• _The task_
Note each line of the entries that includes "data". Then copy those lines.

(Extracted records)
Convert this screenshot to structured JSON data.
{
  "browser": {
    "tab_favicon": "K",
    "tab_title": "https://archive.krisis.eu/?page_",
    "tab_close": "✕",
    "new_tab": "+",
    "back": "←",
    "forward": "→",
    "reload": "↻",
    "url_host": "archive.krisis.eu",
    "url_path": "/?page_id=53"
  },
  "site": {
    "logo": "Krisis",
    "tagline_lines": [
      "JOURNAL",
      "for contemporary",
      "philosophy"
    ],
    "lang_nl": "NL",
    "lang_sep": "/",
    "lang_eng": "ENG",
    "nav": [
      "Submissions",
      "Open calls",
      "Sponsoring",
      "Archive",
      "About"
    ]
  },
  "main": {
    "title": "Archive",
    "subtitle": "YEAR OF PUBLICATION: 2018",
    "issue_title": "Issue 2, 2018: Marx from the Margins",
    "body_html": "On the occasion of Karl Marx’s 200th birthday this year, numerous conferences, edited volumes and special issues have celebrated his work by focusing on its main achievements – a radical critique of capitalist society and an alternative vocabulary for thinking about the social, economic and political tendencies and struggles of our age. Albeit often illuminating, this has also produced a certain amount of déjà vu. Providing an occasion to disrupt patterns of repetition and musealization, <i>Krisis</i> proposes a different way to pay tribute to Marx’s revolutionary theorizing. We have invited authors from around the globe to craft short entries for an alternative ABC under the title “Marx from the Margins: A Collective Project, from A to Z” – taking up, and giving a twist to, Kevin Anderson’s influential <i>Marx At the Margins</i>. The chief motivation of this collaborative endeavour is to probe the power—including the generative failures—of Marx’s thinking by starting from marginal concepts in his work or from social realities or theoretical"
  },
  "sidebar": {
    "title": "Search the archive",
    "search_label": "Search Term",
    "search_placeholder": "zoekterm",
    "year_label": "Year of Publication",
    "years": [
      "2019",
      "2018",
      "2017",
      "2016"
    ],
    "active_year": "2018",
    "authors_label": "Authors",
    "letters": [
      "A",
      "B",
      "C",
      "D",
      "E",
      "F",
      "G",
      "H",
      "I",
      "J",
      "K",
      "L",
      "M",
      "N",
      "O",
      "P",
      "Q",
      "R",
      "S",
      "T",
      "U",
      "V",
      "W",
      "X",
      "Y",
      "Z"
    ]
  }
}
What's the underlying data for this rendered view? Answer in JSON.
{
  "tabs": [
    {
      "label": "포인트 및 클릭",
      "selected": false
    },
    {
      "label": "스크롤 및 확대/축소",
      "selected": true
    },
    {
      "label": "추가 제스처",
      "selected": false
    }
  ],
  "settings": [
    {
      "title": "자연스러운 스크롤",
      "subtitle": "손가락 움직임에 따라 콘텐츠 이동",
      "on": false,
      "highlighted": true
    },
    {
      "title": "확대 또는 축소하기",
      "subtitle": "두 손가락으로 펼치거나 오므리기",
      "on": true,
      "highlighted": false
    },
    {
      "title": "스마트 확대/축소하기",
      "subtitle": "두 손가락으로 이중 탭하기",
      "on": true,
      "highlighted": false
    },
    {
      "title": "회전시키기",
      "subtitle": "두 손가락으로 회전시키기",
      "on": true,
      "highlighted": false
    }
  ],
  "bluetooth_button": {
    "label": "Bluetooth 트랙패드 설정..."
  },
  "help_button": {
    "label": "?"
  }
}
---
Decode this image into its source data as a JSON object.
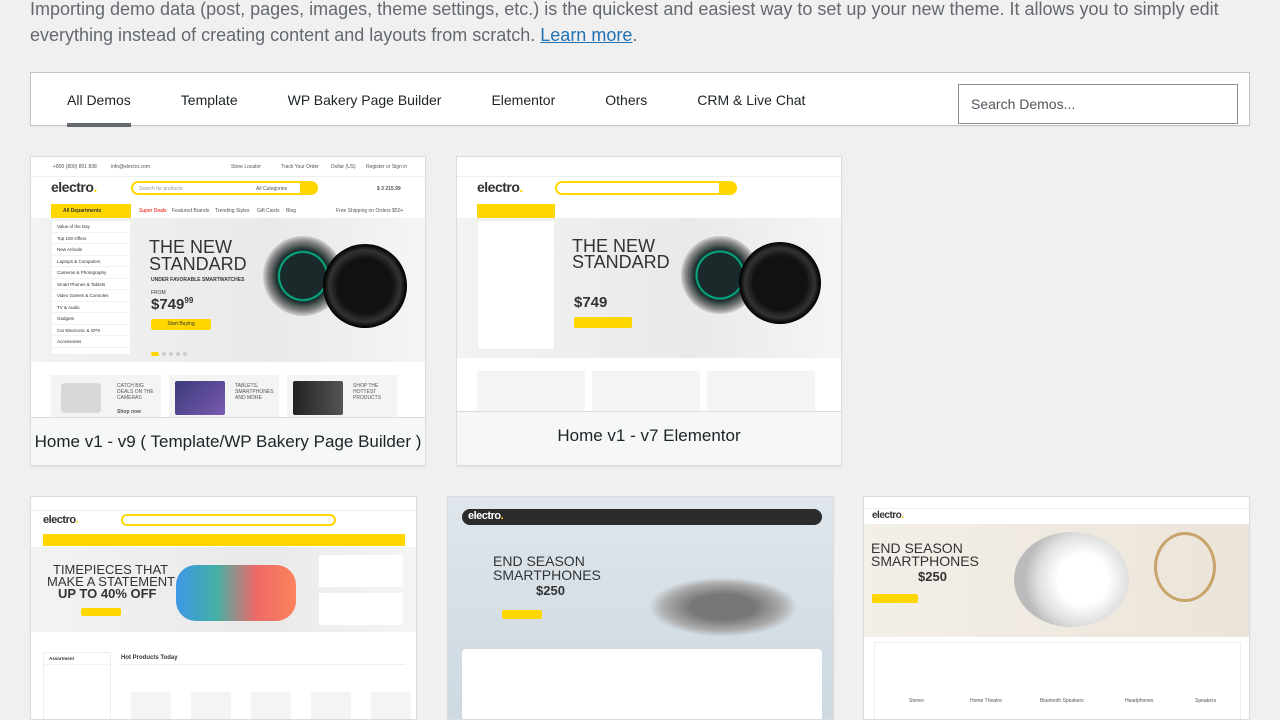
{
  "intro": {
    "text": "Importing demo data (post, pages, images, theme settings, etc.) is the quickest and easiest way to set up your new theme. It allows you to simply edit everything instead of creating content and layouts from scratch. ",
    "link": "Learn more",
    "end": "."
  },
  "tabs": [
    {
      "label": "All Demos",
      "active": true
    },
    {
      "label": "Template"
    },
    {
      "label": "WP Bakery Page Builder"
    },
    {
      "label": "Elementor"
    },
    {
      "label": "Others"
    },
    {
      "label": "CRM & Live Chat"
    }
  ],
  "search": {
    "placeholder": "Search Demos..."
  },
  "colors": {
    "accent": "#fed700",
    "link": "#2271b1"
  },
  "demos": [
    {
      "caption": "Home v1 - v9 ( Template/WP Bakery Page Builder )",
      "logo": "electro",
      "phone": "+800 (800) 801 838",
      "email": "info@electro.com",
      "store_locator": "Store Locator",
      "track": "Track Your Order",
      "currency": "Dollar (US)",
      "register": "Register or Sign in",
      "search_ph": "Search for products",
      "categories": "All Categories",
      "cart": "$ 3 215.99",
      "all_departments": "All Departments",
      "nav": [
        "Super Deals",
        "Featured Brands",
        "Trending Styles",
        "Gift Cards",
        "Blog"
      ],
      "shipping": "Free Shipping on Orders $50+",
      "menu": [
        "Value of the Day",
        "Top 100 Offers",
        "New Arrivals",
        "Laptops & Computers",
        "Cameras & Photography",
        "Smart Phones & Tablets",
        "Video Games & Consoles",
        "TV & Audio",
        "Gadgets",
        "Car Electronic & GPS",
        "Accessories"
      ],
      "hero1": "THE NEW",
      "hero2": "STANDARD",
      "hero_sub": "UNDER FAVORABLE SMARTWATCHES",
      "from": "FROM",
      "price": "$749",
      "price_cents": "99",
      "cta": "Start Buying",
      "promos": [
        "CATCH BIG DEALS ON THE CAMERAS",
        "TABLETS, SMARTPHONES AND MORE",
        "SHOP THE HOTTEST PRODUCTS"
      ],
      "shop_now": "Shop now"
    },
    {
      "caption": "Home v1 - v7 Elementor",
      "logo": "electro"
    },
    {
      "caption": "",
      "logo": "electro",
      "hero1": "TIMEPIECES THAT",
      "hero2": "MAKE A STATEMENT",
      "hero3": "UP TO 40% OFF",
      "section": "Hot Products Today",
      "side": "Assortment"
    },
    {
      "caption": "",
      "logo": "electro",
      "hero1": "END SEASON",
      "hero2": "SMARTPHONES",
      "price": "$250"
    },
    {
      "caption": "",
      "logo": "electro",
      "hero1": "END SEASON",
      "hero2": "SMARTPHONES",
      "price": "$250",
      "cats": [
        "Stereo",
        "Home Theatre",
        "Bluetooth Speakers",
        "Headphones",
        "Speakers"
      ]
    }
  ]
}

• _Final answer_
Convert this screenshot to structured JSON data.
What's the underlying data for this rendered view? Answer in JSON.
Decode this image into its source data as a JSON object.
    "text": "Importing demo data (post, pages, images, theme settings, etc.) is the quickest and easiest way to set up your new theme. It allows you to simply edit everything instead of creating content and layouts from scratch. ",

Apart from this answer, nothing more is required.